Genomic analysis of these microdeletions led to identification of a series of genes that appear to be important in spermatogenesis. For example, the 3.5-Mb-long AZFc deletion region contains seven different families of genes that are expressed only in the testis, including four copies of the DAZ genes (deleted in azoospermia) that encode nearly identical RNA-binding proteins expressed only in the premeiotic germ cells of the testis. De novo deletions of AZFc arise in approximately 1 in 4000 males and account for approximately 12% of azoospermic males and approximately 6% of males with severe oligospermia. Deletion of only two of the four DAZ genes has been associated with milder oligospermia. Similar to the other genomic disorders described earlier in this chapter, they are mediated by recombination between segmentally duplicated sequences (see Table 6-3). AZFa and AZFb deletions, although less common, also involve recombination. The Yq microdeletions are not syndromic, however; they are responsible only for a defect in spermatogenesis in otherwise normal males. The explanation is that all of the genes involved in the AZF deletions are expressed only in the testis and have no functions in other tissues or cell types.
Overall, approximately 2% of otherwise healthy males are infertile because of severe defects in sperm production, and it appears likely that de novo deletions or mutations of genes on Yq account for a significant proportion of these.
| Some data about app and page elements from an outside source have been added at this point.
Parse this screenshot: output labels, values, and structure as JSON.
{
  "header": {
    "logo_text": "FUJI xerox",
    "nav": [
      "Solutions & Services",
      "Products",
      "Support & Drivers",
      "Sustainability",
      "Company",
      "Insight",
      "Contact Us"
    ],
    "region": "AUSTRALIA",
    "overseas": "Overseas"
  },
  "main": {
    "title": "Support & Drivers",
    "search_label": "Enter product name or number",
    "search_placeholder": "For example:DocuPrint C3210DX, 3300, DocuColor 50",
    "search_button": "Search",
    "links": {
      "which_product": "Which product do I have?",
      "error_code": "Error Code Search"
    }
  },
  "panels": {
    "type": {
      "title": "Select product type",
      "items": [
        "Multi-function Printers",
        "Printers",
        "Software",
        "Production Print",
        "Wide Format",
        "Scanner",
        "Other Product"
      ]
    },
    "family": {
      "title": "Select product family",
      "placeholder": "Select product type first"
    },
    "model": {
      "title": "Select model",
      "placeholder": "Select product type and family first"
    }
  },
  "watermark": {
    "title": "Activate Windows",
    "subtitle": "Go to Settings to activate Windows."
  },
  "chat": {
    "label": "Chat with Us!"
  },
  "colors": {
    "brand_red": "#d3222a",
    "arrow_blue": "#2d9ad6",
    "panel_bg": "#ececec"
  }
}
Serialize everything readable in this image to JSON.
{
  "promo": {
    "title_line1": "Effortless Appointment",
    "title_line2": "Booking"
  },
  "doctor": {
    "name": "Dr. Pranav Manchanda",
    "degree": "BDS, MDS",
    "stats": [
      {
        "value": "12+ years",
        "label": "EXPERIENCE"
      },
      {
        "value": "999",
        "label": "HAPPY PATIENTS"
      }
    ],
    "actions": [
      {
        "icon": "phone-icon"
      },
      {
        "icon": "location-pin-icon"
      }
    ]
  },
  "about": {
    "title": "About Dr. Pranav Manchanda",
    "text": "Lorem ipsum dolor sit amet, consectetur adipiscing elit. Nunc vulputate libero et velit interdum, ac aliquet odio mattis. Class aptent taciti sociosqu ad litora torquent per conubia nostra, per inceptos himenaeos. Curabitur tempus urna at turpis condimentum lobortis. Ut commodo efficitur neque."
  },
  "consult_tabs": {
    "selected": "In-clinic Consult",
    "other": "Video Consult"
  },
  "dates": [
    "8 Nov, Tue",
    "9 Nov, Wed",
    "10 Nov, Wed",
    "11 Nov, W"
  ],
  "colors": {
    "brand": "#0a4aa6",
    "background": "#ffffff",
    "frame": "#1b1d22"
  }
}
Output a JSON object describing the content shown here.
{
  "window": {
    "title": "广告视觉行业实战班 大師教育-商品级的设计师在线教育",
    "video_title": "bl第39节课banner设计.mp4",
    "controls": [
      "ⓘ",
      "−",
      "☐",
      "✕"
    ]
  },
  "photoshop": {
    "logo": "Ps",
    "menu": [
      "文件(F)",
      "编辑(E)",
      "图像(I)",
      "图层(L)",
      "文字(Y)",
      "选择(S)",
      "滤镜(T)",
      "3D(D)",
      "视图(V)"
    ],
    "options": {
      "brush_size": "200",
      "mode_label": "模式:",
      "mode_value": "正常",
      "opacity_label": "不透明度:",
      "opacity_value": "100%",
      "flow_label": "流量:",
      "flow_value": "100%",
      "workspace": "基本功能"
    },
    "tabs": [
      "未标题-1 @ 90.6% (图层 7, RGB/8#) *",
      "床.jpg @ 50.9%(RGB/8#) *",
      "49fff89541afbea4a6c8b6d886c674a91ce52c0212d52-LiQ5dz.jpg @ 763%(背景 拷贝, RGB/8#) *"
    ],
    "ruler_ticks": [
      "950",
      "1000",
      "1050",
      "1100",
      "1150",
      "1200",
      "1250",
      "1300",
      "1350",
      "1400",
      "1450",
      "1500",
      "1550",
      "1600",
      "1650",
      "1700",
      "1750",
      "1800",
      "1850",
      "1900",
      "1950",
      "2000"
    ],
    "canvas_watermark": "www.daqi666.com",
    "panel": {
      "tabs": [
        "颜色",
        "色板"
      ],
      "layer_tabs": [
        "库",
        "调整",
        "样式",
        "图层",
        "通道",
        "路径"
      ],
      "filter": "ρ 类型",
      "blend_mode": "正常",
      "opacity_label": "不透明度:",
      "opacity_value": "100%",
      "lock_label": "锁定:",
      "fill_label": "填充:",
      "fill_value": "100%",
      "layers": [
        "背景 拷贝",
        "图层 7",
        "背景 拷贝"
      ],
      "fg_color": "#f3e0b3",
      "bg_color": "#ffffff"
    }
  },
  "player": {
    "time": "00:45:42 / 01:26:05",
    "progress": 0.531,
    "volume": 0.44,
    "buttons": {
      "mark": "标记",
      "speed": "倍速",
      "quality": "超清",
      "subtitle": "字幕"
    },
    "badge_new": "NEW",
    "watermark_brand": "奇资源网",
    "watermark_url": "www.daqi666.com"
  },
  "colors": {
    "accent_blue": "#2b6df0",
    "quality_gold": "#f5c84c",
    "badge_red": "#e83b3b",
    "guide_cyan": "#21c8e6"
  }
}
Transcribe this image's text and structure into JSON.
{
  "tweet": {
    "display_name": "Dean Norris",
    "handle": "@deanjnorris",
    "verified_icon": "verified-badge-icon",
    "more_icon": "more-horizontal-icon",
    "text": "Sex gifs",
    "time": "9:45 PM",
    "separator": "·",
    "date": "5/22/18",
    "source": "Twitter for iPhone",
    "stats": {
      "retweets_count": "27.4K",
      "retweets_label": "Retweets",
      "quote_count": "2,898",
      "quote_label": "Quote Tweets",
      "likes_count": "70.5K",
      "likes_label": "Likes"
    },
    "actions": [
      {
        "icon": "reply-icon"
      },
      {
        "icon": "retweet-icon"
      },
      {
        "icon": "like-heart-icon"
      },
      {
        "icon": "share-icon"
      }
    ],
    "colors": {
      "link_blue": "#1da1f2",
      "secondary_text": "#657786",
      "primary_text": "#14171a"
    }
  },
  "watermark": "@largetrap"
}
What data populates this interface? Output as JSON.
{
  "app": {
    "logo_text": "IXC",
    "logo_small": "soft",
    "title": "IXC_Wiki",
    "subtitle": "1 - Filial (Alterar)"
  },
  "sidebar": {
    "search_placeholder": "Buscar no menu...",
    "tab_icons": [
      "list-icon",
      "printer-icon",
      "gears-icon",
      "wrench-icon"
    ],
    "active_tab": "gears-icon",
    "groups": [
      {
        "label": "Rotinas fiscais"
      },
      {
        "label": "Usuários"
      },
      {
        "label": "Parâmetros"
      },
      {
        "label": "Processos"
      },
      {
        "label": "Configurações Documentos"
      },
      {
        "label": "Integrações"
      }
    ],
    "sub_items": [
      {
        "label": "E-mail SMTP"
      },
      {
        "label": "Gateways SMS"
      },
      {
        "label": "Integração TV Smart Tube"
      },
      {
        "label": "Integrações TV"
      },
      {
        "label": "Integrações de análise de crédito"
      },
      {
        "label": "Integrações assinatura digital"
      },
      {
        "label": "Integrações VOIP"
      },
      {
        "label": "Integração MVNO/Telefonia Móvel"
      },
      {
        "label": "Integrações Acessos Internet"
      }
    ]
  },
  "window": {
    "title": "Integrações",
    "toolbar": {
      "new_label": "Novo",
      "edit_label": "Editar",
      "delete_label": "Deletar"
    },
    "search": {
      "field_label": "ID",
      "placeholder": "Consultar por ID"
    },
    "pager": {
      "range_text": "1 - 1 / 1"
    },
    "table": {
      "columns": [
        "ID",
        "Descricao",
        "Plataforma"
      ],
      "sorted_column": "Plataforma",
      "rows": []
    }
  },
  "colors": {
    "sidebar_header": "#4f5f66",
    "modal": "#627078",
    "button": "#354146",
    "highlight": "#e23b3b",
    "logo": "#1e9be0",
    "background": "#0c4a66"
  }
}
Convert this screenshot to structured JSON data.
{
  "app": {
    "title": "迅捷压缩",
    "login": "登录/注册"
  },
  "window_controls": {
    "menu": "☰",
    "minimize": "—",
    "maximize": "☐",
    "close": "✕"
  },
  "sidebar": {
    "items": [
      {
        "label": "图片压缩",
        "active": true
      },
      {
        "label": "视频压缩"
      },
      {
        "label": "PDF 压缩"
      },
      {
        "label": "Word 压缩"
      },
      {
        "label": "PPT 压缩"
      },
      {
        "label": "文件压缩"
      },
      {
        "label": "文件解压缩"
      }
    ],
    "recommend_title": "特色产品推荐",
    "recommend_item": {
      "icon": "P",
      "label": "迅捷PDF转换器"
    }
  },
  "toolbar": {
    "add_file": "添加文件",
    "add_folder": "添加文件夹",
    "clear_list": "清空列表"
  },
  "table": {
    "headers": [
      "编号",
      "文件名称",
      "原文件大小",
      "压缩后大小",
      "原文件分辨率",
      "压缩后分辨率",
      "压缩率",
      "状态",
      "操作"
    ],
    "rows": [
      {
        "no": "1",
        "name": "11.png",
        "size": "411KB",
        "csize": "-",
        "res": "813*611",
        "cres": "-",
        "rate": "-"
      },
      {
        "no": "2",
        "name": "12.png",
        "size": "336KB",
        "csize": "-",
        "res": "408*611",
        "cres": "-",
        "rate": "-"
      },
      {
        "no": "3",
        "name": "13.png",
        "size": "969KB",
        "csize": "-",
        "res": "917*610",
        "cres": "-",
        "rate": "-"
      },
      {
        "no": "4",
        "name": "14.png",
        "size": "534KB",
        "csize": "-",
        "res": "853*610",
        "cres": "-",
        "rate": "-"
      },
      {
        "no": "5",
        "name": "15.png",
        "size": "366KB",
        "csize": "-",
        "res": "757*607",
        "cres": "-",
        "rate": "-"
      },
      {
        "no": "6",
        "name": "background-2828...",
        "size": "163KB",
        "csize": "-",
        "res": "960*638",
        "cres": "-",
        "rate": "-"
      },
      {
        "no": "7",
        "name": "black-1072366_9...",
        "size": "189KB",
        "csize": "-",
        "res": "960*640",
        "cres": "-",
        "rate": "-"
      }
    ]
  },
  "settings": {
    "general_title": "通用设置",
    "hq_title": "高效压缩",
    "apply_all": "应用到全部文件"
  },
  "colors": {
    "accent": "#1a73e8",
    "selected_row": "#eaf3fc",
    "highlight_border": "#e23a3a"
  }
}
Thus men with idiopathic infertility should be karyotyped, and Y chromosome molecular testing and genetic counseling may be appropriate before the initiation of assisted reproduction by intracytoplasmic sperm injection for such couples, mostly because of the risk for passing a Yq microdeletion responsible for infertility to the infertile couple’s sons.